This Dickinson poem is a sort of epigraph to Anne Carson’s novel-poem-poem-novel Autobiography of Red. I had never read either, before today, somehow, but oh my electric!
I will do everything you tell me, Mother.
I will charm three gold hairs
from the demon’s head.
I will choke the mouse that gnaws
an apple tree’s roots and keep its skin
for a glove. To the wolf, I will be
pretty and kind and curtsy
his crossing of my path.
The forest, vocal
even in its somber tread, rages.
A slope ends in a pit of foxes
drunk on rotten brambles of berries
and the raccoons ransack
a rabbit’s unmasked hole.
What do they find but a winter’s heap
of droppings? A stolen nest, the cracked shell
of another creature’s child.
I imagine this is the rabbit way
and I will not stray, Mother,
into the forest’s thick,
where the trees meet the dark,
though I have known misgivings
of light as a hot hand that flickers
against my neck. The path ends
at a river I must cross. I will wait
for the ferryman
to motion me through. Into the waves
he etches with his oar

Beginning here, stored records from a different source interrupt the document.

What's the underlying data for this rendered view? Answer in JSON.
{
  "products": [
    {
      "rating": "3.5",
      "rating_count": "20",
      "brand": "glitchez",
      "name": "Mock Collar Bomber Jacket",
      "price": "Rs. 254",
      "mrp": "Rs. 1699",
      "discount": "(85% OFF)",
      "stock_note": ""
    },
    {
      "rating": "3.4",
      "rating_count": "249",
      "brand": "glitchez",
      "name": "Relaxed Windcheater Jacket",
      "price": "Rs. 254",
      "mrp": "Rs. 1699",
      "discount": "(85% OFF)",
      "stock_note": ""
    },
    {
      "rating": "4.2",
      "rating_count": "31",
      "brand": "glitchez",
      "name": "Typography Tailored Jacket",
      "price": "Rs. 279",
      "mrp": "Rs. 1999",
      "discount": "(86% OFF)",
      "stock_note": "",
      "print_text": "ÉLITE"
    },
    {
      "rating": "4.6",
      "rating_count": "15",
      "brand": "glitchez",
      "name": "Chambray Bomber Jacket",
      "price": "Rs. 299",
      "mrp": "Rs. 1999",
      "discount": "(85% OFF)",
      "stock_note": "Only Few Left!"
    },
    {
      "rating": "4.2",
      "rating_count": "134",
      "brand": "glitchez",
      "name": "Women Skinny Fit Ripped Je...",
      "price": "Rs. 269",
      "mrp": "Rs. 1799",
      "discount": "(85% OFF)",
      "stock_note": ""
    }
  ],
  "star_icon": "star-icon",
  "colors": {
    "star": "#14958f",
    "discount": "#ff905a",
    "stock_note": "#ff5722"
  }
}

a new story: a silent girl runs away,
a silent girl is never safe.
I will take his oar in my hand. I will learn
the boat’s rocking and bring myself back

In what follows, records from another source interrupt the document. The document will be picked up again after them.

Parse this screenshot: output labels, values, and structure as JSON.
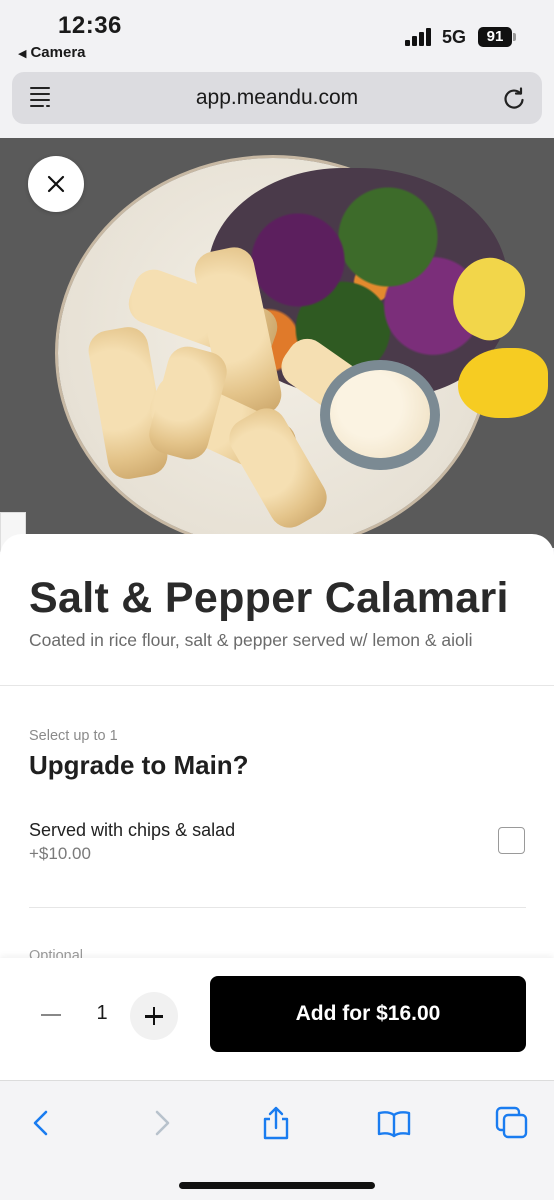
{
  "status_bar": {
    "time": "12:36",
    "back_app": "Camera",
    "network": "5G",
    "battery": "91"
  },
  "browser": {
    "url": "app.meandu.com"
  },
  "item": {
    "title": "Salt & Pepper Calamari",
    "description": "Coated in rice flour, salt & pepper served w/ lemon & aioli"
  },
  "modifier_group": {
    "hint": "Select up to 1",
    "title": "Upgrade to Main?",
    "options": [
      {
        "label": "Served with chips & salad",
        "price": "+$10.00",
        "selected": false
      }
    ]
  },
  "next_group": {
    "hint": "Optional"
  },
  "action_bar": {
    "quantity": "1",
    "add_label": "Add for $16.00"
  },
  "colors": {
    "accent": "#000000",
    "safari_blue": "#1a7cf0",
    "sheet_bg": "#ffffff"
  },
  "icons": {
    "close": "close-icon",
    "reader": "reader-mode-icon",
    "reload": "reload-icon",
    "back": "back-icon",
    "forward": "forward-icon",
    "share": "share-icon",
    "bookmarks": "bookmarks-icon",
    "tabs": "tabs-icon"
  }
}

and forth. To be good
is the hurricane of caution.
I will know indecision’s rowing,
the water I lap into my lap
as he shakes his withered head.

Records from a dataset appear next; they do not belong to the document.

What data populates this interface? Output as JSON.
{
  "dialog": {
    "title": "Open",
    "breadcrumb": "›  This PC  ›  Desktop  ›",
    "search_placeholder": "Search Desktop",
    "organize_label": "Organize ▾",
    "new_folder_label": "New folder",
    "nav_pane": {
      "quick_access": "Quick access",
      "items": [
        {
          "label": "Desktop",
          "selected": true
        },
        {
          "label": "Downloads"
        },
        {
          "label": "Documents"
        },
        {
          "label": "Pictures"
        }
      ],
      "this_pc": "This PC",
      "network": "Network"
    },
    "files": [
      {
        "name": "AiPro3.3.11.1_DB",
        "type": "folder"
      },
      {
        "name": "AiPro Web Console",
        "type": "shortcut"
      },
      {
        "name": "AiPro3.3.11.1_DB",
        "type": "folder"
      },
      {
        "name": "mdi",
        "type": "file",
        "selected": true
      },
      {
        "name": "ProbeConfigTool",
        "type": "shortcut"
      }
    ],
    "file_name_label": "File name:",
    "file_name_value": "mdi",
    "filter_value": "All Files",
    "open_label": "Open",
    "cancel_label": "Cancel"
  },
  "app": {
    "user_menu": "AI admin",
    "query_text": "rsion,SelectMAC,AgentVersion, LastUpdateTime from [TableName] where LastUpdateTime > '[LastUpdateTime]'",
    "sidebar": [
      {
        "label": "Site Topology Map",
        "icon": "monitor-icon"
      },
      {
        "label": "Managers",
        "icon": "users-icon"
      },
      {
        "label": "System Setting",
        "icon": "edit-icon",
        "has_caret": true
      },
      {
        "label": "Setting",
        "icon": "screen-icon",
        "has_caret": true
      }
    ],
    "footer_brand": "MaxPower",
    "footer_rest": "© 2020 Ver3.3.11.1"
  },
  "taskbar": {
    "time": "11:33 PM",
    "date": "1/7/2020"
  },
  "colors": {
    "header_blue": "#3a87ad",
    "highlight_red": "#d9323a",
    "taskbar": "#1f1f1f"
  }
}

Behind me is the forest. Before me
the field, a loose run of grass. I stay
in the river, Mother, I study escape.
By Dorothy Parker
The ladies men admire, I’ve heard,
Would shudder at a wicked word.
Their candle gives a single light;
They’d rather stay at home at night.
They do not keep awake till three,
Nor read erotic poetry.
They never sanction the impure,
Nor recognize an overture.
They shrink from powders and from paints …
So far, I’ve had no complaints.